So, when people with migraines that suffered from obesity got weight loss surgery, they saw an improvement. And when the patients lost even more weight, this further decreased the severity and frequency of the migraines.
But what causes this correlation in the first place? Is there any sort of solid data that we can point to?
A Few Hypothesis
According to the American Migraine Foundation, “Since the mid-1990s, experts have come to believe that fat is a highly active substance. In fact, fat tissue secretes a wide range of molecules that send signals to many other body parts and systems. In people who are obese, the extra fat cells tell the body to make inflammatory proteins. This new understanding of fat cells suggests that obesity keeps the body in a mild, but constant, state of inflammation. We still don’t fully understand how migraine and body composition are related, but studies are underway. At present, it appears that a region of the brain (the hypothalamus) that controls hunger and neurotransmitters associated with migraine may play a key role. It’s also possible that obese people are more sensitive to stimulation.”
There are a couple of shared proteins between the two conditions. The first, orexin, is a neuropeptide that handles food cravings, addiction, lipid metabolism, and possibly migraines. The second, adipokines, are hormones that secrete fat cells. During the presence of migraines, there was an increased number of adipokines.
Lack of Oxygen to the Brain
Breathing problems often come hand in hand with obesity. In fact, comorbid conditions like sleep apnea, and Obesity Hypoventilation Syndrome. Breathing problems like these often mean that these conditions lead to a lack of oxygen in the body.
The brain, like the rest of our internal organs, needs oxygen to function properly. And when your brain doesn’t have the oxygen that it needs, that is when there is some serious damage.
A 2007 mouse study showed how migraines were moments in which the brain is deprived of oxygen. “Scientists have found evidence that the headaches may also be acting like tiny transient strokes, leaving parts of the brain starved for oxygen and altering the brain in significant ways.”
This leads a few scientists to believe that the breathing problems from obesity can correlate with presence of migraines due to a lack of oxygen to the brain.
Weight Loss Surgery can Help your Oxygen Intake
If you are severely obese, and you have breathing problems, then it is likely that weight loss surgery can help. In fact, there has been clinical evidence proving that there was an increase in oxygen intake by weight loss surgery patients. Only a small fraction of patients needed to continue the use of their CPAP machines, and even then only a lower level of oxygen was required.

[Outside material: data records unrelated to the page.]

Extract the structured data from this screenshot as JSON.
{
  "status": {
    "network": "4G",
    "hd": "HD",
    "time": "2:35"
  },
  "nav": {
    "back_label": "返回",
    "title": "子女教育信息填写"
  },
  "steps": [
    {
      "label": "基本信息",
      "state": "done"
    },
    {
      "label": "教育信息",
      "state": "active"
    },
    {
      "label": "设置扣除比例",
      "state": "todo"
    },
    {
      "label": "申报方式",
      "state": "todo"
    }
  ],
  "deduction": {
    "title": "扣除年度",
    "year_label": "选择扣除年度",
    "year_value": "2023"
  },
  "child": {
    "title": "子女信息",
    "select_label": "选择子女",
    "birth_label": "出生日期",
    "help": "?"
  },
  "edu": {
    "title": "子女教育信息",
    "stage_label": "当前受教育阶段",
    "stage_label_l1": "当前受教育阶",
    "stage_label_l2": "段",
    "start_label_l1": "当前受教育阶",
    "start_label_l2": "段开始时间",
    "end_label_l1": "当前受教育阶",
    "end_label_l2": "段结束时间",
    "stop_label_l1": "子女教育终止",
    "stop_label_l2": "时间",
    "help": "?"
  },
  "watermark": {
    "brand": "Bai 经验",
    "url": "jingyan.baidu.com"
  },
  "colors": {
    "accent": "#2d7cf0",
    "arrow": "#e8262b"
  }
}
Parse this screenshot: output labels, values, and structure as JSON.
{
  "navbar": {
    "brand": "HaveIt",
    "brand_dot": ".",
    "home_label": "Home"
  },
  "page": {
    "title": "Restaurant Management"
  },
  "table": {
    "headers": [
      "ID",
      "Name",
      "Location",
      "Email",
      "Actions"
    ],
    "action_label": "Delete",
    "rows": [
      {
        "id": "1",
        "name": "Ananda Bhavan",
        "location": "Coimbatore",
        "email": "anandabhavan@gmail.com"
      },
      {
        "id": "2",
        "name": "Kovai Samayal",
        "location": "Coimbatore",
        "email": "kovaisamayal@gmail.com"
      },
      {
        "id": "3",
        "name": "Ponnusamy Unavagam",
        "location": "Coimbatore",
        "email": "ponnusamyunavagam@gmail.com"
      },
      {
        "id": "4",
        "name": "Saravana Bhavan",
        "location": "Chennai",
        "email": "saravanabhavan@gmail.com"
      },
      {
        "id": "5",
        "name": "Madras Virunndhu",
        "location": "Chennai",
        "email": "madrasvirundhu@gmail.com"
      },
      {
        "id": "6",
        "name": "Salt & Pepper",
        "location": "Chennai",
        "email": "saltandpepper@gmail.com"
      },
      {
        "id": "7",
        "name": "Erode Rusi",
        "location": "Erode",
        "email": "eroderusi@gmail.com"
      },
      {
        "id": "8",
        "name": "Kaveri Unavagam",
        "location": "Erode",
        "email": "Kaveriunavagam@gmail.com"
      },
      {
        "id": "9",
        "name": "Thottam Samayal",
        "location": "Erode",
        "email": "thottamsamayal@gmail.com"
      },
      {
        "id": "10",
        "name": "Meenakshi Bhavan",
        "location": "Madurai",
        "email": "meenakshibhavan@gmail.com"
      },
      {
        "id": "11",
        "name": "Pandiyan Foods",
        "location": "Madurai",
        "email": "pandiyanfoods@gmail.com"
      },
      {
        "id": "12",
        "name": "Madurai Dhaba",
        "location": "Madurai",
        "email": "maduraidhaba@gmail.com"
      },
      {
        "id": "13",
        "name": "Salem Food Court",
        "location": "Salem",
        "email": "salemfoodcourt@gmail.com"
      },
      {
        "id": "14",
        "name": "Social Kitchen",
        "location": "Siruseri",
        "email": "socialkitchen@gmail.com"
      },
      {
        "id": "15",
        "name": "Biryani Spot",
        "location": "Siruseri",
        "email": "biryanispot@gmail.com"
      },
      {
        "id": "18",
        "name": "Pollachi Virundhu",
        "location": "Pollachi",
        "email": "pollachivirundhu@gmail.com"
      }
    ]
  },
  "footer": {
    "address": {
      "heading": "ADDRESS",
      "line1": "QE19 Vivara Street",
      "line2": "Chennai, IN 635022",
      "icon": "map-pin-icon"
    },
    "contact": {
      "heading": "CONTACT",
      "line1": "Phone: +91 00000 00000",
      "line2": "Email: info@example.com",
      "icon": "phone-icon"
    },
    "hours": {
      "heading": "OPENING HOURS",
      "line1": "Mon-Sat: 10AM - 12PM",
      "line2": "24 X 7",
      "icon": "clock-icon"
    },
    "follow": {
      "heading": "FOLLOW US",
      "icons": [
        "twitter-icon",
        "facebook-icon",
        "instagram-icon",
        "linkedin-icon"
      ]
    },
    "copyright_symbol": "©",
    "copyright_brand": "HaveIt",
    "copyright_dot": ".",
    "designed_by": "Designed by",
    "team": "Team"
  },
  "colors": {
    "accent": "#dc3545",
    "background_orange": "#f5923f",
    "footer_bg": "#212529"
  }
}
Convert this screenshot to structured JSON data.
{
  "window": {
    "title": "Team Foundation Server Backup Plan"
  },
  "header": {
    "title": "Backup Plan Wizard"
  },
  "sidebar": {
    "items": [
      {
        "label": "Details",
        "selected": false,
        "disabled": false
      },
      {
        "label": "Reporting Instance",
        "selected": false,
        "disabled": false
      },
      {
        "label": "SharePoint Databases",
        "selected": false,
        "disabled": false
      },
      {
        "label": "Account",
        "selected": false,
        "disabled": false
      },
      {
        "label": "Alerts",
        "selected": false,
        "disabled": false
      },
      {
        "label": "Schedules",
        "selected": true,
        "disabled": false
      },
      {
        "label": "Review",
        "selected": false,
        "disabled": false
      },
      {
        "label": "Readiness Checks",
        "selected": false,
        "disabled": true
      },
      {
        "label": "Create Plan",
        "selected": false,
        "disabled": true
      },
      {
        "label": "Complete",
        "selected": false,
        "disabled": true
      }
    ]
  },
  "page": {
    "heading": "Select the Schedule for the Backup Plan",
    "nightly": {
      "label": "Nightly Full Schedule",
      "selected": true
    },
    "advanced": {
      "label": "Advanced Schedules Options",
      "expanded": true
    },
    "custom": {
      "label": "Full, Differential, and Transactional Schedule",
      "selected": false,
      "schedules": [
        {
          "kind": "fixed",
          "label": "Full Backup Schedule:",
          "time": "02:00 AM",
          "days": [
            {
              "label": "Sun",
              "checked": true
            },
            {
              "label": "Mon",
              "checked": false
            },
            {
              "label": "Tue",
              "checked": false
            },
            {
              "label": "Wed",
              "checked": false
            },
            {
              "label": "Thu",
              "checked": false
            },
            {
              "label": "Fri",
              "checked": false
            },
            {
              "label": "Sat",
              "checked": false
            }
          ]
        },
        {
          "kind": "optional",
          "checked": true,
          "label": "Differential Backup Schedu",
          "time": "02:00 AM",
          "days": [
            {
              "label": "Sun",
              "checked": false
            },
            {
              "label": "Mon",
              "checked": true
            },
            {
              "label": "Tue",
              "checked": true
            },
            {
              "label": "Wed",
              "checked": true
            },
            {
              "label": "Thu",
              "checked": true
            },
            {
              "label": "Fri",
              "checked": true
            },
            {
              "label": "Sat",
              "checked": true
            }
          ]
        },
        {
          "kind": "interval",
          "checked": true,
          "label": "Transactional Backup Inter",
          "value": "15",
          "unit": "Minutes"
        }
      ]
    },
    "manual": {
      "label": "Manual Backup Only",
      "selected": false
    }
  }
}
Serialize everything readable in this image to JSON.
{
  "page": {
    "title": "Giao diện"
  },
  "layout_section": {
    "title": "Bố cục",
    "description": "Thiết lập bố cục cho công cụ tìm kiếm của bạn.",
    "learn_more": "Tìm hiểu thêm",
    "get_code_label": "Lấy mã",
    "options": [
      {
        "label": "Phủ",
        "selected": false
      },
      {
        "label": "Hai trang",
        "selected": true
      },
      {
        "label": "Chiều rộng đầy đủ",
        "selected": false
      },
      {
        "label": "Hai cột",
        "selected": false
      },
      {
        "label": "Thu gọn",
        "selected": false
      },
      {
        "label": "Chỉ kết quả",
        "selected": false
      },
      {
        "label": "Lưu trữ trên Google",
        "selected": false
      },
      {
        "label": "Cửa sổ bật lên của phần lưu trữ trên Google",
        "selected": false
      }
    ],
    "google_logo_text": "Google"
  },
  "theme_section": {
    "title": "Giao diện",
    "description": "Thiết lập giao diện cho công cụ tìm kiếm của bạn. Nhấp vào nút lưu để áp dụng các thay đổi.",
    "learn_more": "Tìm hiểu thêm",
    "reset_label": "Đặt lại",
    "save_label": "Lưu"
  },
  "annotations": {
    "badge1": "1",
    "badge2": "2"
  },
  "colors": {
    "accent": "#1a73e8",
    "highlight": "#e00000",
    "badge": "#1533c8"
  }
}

So, if you are suffering from migraines and obesity, you might want to consider losing some weight or weight loss surgery. If migraine reduction isn’t a strong enough argument for weight loss surgery, don’t forget that it can help with things like heart disease, life expectancy, type 2 diabetes, and other co morbid conditions.
Talk to your doctor and see what can come of it.